- One of the first champions of 401ks, Herbert Whitehouse, told the Wall Street Journal that the retirement savings plans were supposed to supplement company pensions. Instead, companies replaced defined-benefit pensions with less costly, market-driven 401k plans, something he and others didn’t anticipate.
- Whitehouse and other early 401k proponents said they regret that the tax-deferred program they created is the dominant way Americans now save for retirement. The Wall Street Journal reports that just 13% of workers have defined-benefit pension plans, compared with 38% in 1979.

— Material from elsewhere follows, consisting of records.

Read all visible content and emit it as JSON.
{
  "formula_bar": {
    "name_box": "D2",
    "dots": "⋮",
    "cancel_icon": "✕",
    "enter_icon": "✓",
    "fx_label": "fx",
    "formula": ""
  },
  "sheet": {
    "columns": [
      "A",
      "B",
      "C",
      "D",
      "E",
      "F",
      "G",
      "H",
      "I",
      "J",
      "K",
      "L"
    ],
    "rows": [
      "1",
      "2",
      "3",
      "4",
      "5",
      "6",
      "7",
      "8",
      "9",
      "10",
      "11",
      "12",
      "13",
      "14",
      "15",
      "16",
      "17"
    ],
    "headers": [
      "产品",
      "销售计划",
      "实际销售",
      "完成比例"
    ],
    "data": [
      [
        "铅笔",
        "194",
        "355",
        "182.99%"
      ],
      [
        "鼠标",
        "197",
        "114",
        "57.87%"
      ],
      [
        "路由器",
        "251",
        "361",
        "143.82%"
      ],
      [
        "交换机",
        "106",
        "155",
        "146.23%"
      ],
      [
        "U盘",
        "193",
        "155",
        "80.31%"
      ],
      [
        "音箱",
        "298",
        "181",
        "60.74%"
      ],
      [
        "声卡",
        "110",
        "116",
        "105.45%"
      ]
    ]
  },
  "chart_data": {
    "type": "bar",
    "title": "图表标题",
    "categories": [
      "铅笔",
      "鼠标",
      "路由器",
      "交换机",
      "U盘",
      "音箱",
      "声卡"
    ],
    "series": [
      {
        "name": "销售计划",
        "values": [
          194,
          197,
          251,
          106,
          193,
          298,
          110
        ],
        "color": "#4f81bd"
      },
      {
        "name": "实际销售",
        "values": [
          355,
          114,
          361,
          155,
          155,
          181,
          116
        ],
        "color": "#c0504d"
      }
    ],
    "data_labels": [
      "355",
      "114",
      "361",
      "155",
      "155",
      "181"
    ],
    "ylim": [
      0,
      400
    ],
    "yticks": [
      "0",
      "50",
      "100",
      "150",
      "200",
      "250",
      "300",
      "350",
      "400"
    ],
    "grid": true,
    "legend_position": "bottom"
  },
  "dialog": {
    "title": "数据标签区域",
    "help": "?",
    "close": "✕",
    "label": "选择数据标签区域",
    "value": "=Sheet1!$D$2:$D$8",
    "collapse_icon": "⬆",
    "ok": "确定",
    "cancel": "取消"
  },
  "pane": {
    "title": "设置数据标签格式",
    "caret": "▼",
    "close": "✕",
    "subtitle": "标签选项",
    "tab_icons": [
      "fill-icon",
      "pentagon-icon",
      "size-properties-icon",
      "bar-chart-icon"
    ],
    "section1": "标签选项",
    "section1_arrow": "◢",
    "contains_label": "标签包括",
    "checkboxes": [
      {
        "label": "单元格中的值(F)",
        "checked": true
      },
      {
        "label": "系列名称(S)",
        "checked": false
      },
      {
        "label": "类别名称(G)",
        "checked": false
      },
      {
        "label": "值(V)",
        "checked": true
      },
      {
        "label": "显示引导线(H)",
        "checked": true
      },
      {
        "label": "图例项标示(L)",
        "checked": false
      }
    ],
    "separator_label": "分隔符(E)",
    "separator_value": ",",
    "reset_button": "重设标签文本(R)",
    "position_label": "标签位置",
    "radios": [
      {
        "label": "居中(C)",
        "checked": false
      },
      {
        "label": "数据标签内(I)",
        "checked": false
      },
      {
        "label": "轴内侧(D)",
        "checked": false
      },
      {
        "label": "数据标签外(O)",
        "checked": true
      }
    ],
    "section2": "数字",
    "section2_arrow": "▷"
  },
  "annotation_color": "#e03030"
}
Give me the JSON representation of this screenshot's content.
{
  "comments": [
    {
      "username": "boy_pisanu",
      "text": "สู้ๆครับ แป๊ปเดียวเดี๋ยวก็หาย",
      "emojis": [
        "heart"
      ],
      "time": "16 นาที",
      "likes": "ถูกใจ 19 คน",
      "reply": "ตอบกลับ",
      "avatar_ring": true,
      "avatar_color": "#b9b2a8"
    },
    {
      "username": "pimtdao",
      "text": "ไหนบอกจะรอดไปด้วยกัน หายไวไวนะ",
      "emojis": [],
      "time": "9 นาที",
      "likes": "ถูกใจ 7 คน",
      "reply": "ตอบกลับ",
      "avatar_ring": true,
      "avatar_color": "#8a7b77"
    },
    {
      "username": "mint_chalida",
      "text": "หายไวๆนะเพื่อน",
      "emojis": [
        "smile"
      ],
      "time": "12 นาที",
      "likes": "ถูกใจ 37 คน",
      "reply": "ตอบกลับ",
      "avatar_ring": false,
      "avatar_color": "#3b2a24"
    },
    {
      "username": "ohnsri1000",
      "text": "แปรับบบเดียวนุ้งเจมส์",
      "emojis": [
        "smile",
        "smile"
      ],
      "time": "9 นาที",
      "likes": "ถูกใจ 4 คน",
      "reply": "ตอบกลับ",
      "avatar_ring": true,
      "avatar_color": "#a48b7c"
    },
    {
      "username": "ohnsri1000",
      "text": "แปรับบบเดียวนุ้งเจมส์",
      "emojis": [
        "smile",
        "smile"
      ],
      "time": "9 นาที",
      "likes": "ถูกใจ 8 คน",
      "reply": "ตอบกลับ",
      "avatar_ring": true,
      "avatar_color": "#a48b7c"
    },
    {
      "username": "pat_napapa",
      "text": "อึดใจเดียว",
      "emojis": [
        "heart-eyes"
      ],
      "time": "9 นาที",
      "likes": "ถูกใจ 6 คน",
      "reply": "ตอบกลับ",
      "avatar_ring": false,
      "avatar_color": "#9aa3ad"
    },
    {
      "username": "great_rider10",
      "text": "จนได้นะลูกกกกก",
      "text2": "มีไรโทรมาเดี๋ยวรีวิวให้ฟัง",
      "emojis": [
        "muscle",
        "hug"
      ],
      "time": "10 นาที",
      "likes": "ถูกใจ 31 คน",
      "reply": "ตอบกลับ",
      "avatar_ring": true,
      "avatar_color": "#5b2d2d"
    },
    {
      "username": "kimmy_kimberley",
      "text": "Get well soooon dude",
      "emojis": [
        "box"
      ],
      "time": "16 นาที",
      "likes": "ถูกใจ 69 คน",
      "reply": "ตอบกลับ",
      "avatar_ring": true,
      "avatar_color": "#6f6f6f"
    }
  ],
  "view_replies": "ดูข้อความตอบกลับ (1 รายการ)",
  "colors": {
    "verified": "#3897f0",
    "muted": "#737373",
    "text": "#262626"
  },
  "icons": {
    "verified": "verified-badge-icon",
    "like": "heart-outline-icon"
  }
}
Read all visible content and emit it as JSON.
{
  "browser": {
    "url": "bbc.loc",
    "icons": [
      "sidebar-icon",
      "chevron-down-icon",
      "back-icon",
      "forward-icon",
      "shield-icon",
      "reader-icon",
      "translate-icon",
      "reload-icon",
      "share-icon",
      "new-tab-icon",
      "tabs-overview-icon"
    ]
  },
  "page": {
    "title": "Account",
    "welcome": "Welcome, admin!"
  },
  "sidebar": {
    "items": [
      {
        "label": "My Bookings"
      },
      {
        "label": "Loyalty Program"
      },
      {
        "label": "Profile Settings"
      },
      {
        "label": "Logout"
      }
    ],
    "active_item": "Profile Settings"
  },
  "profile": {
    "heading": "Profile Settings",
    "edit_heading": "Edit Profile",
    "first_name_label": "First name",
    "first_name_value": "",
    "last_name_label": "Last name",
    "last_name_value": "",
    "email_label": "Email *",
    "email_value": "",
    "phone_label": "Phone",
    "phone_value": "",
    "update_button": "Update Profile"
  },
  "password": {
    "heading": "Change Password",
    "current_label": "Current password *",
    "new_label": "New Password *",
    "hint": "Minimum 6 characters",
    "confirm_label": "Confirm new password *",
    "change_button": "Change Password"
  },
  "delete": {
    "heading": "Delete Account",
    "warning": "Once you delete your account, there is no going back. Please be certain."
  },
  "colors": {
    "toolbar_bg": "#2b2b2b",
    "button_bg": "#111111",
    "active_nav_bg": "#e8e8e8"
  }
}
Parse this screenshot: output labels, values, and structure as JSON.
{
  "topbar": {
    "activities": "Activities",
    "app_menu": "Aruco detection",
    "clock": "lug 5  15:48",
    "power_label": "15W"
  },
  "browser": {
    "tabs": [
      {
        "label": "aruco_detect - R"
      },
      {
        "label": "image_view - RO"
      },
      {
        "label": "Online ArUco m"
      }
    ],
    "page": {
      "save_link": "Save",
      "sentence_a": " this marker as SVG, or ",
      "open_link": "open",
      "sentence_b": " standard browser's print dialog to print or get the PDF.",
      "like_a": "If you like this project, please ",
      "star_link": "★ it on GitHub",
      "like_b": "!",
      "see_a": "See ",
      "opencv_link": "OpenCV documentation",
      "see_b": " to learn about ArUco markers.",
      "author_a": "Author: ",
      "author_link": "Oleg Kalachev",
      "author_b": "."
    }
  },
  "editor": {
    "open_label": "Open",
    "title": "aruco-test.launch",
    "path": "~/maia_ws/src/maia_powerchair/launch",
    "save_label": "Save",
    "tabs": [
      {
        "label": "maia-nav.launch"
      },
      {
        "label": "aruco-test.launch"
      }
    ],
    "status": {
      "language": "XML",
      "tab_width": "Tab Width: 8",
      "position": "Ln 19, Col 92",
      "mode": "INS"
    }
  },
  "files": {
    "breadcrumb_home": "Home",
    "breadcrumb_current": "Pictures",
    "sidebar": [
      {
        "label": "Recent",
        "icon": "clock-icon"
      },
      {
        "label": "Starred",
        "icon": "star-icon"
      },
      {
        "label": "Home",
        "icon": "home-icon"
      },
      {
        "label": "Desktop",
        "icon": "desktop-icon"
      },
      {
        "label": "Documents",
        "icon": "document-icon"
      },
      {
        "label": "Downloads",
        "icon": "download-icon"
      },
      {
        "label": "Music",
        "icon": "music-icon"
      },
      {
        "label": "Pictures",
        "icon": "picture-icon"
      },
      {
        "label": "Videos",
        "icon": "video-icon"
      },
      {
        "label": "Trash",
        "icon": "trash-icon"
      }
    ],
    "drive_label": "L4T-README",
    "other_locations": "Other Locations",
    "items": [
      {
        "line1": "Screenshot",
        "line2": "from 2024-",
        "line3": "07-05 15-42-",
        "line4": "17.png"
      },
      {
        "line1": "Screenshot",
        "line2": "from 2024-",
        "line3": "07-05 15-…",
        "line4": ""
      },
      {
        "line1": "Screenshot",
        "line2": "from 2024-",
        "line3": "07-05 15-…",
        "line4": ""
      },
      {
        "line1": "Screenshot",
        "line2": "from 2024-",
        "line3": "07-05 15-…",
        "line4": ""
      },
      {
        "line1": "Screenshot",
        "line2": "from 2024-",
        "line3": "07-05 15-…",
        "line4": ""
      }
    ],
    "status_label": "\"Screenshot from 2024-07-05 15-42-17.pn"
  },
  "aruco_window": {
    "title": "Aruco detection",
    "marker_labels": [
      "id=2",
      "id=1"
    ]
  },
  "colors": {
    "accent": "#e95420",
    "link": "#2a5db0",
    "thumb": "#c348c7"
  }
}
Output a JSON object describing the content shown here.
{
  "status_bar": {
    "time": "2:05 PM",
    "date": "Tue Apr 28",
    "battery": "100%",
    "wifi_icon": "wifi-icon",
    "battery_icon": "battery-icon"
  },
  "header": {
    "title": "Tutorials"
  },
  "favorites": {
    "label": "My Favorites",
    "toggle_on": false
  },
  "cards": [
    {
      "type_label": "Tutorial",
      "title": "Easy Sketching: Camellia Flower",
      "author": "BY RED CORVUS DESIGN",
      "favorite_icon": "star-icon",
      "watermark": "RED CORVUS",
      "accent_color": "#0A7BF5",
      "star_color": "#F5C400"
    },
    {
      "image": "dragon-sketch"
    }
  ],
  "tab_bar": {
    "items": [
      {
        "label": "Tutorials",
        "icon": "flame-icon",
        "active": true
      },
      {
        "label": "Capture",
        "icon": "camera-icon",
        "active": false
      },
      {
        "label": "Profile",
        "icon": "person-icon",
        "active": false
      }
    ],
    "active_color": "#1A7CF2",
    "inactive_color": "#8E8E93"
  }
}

- The Wall Street Journal says that the regrets of early 401k supporters have generated debates about how Americans can save more for retirement. Of all eligible U.S. workers, 61% are saving but haven’t calculated how much they’ll need in retirement, according to a study by the Employee Benefit Research Institute and Greenwald & Associates, a market researcher.
Workers might prefer defined-benefit pensions -- with their guaranteed lifetime payouts – over market-driven (read: uncertain) 401k plans. But employers aren’t likely to go back to offering costlier life-long pensions.
The challenge for midsize to large employers is how to get employees to save more for retirement and whether employers should raise their plan contributions as an incentive. Financial analysts recommend retirement savings of eight times a worker’s wages, says the Wall Street Journal.
Small employers have an even bigger challenge: many can’t afford to offer their workers a retirement savings plan of any kind.
As tax-deferred plans, a 401k still can be a worthwhile benefit for attracting job candidates and retaining employees. Employers can help workers better understand their retirement savings plans by sponsoring in-person or virtual workshops led by financial experts.